Severe large-scale disease and pest infestations in agricultural regions can cause significant economic damage. Understanding if and when disease control measures should be taken in the presence of risk and uncertainty is a key issue. We develop a framework to examine the economically optimal timing of treatment. The decision to treat should only be undertaken when the benefits exceed the costs by a certain amount and not if they are merely equal to or greater than the costs as standard net-present-value (NPV) analysis suggests. This criterion leads to a reduction in fungicide use. We investigate the effect of the model for disease progress on the value required for immediate treatment by comparing two standard models for disease increase (exponential and logistic growth). Analyses show that the threshold value of benefits required for immediate release of treatment varies significantly with the relative duration of the agricultural season, the intrinsic rate of increase of the disease and the level of uncertainty in disease progression.
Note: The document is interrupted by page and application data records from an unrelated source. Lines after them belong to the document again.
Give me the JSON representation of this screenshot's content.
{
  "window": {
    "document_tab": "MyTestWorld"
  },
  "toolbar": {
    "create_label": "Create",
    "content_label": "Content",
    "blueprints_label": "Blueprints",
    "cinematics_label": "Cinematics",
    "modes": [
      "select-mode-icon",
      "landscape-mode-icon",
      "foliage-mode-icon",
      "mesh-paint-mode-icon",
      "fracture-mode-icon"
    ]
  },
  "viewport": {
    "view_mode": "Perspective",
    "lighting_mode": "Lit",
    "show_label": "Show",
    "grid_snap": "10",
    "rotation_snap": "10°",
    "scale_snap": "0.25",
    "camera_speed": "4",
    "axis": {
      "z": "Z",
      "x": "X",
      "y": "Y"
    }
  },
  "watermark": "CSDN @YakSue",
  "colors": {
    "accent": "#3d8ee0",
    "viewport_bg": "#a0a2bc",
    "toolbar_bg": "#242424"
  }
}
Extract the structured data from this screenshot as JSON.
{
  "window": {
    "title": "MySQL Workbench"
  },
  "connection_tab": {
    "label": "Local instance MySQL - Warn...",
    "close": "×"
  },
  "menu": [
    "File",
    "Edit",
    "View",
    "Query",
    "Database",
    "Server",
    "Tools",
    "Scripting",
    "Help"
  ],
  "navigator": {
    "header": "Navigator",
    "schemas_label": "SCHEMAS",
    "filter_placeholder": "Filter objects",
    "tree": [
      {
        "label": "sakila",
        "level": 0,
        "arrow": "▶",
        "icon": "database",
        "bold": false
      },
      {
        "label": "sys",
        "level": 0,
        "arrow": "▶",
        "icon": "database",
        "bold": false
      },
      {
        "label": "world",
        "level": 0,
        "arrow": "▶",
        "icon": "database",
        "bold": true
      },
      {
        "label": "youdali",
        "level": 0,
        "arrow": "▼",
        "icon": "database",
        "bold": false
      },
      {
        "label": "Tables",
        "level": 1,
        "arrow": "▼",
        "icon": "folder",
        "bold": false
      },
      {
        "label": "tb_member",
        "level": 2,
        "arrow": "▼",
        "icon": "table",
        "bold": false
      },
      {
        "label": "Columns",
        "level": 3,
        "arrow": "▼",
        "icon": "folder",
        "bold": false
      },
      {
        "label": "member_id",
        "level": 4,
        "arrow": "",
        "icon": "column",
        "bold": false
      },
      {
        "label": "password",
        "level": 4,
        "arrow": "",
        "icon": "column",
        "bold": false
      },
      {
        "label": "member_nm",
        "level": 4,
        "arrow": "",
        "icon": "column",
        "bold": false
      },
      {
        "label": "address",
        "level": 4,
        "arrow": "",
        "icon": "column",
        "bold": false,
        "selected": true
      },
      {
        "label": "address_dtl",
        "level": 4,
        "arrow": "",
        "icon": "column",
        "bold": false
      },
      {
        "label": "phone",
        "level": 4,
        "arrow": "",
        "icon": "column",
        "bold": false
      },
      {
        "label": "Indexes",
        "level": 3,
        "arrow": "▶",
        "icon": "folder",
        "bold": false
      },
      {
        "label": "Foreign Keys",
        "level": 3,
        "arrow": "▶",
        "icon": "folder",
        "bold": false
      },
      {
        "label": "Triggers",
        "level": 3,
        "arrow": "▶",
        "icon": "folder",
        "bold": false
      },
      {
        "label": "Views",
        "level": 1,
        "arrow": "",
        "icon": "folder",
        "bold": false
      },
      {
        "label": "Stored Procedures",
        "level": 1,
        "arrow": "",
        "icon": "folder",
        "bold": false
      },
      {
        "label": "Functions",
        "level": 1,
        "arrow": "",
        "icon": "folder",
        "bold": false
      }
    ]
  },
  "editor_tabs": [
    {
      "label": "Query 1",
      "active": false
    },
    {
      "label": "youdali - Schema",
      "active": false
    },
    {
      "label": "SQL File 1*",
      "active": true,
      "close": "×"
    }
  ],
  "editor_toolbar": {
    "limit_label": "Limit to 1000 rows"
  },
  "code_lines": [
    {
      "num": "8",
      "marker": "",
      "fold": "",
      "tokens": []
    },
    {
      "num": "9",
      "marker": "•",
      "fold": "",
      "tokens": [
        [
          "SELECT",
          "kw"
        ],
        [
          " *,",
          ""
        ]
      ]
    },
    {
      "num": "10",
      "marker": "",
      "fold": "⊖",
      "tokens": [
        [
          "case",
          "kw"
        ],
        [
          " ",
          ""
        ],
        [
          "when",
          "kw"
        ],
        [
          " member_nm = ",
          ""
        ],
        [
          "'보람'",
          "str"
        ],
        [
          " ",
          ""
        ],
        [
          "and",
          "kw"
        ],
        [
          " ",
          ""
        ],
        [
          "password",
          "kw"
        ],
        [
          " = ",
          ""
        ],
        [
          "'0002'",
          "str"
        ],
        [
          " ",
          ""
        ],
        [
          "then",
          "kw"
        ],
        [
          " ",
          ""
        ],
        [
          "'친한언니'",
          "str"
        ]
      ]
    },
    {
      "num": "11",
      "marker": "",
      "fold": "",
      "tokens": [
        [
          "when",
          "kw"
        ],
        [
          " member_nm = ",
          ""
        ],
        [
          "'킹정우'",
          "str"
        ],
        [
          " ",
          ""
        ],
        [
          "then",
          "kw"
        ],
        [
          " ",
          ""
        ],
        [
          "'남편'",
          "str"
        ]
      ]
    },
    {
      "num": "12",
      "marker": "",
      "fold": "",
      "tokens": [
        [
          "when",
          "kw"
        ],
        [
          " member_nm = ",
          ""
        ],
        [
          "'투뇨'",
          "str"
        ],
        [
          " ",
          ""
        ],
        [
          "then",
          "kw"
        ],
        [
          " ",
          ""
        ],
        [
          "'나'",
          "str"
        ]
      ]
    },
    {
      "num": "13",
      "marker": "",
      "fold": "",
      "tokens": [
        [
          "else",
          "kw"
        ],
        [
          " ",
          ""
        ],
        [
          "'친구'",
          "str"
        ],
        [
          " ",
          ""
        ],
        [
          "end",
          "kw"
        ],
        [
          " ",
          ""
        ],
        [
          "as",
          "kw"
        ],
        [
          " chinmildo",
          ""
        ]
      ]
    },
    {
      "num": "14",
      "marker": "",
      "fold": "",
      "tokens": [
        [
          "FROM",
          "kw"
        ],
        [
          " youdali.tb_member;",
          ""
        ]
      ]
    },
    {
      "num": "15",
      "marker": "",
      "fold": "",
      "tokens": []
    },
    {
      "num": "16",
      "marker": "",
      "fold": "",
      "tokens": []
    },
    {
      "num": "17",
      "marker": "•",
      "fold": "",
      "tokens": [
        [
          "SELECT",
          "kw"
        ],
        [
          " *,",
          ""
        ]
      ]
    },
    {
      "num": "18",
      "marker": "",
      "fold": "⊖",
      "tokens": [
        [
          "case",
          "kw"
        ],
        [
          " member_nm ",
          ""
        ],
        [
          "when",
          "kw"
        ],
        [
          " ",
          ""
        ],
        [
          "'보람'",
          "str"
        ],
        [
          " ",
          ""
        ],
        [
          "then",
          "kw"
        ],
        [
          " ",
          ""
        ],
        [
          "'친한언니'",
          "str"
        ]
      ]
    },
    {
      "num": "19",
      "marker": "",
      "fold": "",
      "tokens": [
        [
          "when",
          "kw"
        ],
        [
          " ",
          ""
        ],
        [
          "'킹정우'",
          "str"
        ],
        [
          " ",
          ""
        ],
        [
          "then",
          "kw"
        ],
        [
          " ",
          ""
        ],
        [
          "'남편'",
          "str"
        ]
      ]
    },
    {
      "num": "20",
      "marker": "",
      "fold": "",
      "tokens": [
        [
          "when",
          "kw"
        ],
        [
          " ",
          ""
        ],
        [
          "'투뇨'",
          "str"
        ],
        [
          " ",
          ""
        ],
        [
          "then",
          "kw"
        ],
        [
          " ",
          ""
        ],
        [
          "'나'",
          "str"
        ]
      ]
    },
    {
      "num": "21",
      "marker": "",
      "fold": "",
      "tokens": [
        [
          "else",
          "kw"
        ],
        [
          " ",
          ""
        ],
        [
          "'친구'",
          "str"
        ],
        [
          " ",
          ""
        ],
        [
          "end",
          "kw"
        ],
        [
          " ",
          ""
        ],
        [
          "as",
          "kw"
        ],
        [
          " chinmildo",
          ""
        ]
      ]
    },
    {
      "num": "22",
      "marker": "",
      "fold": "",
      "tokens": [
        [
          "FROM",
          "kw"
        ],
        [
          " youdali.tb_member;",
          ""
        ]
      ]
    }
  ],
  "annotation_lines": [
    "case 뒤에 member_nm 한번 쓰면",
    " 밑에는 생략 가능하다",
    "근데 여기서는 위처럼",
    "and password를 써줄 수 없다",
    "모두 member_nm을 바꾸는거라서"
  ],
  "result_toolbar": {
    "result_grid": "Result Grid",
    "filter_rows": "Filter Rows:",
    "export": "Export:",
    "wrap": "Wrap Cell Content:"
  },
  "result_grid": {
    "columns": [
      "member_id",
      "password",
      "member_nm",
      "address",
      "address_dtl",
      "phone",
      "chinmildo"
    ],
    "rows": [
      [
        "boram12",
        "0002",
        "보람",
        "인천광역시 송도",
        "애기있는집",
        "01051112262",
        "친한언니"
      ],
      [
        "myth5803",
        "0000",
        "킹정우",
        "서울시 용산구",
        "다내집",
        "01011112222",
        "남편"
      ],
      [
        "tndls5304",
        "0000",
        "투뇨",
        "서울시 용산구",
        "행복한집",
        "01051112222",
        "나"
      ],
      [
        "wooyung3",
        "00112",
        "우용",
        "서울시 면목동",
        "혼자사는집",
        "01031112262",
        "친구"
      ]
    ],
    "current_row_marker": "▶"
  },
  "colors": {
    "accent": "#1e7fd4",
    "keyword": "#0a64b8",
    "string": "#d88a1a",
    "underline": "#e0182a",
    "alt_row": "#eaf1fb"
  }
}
In comparing the performance of the delay strategy introduced here with the conventional NPV approach, we show how the degree of uncertainty affects the benefits of delaying control.
- damage control